    Choose the Download for Windows option, which will download a nice little utility for you to run that will simply the process of automatically downloading the generic X86 LibreElec and writing it to a bootable USB flash drive in just a few clicks.

    Then boot from the flash drive on the Hibox and install LibreElec.

    Note that the installation will wipe the whole disk but this is required to initially install.

    The process is simple and quick.

    ** At this point, astute users may, quite correctly observe that if the LibreElec installation wipes the disk, why do you need to go through any of the Android partition removal at all if the disk gets wiped.

    I can only say that from my own experience, until I removed the Android partition elements manually it would not boot to LibreElec but your mileage on this may vary and I did not investigate why at the time.
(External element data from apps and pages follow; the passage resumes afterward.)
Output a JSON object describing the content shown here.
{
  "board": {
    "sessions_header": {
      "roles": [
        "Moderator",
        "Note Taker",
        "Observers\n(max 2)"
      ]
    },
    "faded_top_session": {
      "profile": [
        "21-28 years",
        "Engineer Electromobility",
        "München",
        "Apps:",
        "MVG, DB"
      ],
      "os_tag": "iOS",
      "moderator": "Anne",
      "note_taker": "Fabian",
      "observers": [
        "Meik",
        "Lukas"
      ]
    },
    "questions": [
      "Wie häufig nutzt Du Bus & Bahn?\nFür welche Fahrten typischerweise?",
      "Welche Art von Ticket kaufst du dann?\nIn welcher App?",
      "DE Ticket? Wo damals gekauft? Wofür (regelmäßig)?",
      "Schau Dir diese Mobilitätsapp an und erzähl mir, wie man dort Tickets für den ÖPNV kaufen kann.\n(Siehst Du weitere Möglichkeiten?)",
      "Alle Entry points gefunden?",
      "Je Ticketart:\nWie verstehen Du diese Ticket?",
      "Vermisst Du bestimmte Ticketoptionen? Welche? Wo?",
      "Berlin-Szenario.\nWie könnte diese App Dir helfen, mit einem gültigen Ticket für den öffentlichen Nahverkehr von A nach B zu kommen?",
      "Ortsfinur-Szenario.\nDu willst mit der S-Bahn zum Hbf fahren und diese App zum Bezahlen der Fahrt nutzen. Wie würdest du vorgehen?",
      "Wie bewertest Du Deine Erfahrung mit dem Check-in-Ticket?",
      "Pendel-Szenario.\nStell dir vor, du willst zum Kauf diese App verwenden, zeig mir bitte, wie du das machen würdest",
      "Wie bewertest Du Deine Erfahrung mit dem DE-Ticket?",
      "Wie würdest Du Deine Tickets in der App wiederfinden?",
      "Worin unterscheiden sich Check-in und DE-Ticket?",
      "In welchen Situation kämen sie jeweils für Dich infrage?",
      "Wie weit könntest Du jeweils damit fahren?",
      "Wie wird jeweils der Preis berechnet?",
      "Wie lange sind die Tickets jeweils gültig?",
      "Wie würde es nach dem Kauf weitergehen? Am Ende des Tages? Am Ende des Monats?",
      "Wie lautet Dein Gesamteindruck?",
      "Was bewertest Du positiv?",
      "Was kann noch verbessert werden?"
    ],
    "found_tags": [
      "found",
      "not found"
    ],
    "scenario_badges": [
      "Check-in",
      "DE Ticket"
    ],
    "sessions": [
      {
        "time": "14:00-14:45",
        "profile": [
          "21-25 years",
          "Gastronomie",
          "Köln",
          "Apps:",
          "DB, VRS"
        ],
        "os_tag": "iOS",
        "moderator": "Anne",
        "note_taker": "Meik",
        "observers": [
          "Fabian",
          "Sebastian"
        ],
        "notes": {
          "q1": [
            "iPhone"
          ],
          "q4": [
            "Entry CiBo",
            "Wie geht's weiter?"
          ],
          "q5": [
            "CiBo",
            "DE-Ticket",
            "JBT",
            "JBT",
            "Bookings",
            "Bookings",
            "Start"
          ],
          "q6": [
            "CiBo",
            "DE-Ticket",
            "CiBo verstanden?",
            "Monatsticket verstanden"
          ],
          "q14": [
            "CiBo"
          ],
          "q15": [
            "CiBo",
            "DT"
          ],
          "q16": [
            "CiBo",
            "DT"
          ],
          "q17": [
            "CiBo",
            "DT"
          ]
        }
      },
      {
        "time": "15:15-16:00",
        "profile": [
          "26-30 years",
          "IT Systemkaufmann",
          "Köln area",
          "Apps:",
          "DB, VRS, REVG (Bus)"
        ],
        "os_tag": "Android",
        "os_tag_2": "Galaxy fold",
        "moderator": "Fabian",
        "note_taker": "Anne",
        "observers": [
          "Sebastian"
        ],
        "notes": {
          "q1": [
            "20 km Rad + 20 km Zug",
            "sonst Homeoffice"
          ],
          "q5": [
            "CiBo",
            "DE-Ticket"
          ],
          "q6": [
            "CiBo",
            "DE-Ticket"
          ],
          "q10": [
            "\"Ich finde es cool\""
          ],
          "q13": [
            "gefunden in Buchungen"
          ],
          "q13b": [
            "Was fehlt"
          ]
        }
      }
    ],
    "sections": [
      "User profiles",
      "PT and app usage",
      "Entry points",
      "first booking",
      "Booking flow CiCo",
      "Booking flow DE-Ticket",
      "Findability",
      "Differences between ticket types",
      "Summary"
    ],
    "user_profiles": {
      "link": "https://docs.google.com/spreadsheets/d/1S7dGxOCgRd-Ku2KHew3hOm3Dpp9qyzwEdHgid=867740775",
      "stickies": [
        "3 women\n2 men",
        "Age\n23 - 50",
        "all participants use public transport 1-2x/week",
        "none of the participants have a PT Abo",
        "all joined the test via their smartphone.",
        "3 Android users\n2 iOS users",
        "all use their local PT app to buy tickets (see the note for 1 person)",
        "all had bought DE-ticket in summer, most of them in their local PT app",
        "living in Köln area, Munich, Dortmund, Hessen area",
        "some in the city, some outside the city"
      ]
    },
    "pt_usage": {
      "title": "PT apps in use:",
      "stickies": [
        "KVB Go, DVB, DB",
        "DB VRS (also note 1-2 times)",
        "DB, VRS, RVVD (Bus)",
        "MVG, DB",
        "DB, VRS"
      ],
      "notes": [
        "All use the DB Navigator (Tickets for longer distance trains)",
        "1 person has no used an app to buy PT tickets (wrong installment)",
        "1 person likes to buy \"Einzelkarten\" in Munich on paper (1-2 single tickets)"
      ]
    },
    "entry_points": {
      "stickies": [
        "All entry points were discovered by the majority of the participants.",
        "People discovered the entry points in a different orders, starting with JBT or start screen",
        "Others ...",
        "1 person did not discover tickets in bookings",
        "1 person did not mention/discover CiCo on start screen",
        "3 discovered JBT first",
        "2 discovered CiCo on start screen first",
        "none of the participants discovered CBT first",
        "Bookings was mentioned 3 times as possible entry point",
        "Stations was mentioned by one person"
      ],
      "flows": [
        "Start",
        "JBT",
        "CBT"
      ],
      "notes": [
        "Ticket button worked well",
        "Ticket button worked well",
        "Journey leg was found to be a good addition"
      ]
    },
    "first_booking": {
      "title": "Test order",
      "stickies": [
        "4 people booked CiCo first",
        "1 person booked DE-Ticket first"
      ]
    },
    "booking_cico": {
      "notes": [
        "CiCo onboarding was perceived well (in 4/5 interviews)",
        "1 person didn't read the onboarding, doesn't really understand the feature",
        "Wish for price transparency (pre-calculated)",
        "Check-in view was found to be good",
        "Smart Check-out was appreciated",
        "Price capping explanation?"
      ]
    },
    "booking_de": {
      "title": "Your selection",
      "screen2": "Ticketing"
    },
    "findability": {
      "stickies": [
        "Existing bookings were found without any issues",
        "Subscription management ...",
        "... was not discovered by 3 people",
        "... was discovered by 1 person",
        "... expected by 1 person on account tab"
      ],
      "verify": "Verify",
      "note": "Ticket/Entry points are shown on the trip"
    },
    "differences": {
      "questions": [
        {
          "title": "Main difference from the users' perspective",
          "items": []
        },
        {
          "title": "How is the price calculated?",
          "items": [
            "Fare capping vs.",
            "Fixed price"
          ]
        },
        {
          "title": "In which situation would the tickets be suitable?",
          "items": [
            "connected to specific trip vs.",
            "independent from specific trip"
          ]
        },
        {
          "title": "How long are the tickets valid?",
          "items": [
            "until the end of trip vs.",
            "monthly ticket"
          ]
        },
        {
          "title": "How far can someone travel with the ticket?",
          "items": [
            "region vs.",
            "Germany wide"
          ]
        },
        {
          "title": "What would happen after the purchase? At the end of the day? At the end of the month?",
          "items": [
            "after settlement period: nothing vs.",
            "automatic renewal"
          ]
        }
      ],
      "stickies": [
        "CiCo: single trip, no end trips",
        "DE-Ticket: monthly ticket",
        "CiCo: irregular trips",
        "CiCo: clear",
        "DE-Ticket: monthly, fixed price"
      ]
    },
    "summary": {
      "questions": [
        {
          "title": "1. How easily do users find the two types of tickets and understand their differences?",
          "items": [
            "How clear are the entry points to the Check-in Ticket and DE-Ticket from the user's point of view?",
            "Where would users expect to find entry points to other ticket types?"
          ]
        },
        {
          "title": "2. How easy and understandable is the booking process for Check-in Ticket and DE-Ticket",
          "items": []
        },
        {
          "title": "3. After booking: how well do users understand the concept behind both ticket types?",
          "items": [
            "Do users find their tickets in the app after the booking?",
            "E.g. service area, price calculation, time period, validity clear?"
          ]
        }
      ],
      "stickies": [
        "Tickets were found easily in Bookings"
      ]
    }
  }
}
I just found what worked. Quite illogical I know but ….

    Once complete, remove the USB flash drive as instructed on screen and reboot the box, where it will boot to LibreElec.

    At this point you could install the Millhouse build with all the hardware optimised features and configure Kodi but I would leave that until later just in case something doesn't work correctly and you have to start some elements of the process again.


    Now we have a Hibox disk with a single partition for LibreElec.

    So we need to resize the partition (4/8Gb should easily be enough) for LibreElec and allocate the free space to Windows in NTFS format.

    The ISO required to use Gparted live is on this thread.

    I chose the Download gparted-live-0.28.1-1-amd64.iso

    Then create a boot USB disk from the ISO file using your favourite tool.

    I use Iso2Disc from here

    Image restore

    Now you need to restore the Windows partition elements using your Macrium backup, where you may need to think carefully when restoring as you only want to restore Windows partitions to the free space, not the whole disk and therefore lose LibreElec.

    Completion test

    Once done, reboot the box and cross your fingers.

    What we want to see upon boot is the Dual OS switcher to become active.

    If so, initially choose the option to boot to Windows, just to verify that it works correctly.

    If all is OK, reboot again and choose the green Android logo on the OS switcher, where it should boot to LibreElec (having not disabled the OS switcher like I did, I think that you will have a much shortened process of installation than I did).

    Millhouse LibreElec

    Next you will need the Millhouse build to install on top of the generic LibreElec build you now have.

    So head over to this thread.

    The latest build is always at the top of the list (#0713 as of the date that this is written), so click on the generic link, where it will download the update in the form of a .TAR file.

    This file then needs to be copied across to a hidden folder on the Hibox.

    There are many methods to copy this file across but using the Kodi file manager is probably initially the easiest.

    But first you need enable Kodi to see hidden files and directories, where you can see simple and graphical instructions here.

    Then copy the .TAR file you downloaded to a USB stick and use the Kodi file manager to copy/move the file from the USB stick to the hidden folder located on /storage/.update

    Once the file is copied/moved, reboot the box and the file will automatically be detected, its contents extracted and applied before automatically rebooting.

    You can then configure the LibreElec Millhouse build (which is updated very regularly and can be installed in a on destructive way) as you wish.

    Final (optional) step

    Once you have verified that all works (and used any free disk space as desired), there is one last thing to do.

    Take another image of the machine using Macrium backup (or other choice) so that you have a new rescue point to go back to at any time should disaster occur in the future.

    And that should be job done.
    MXIII-G II, Chuwi Hibox, Nvidia Shield, NUC6CAYH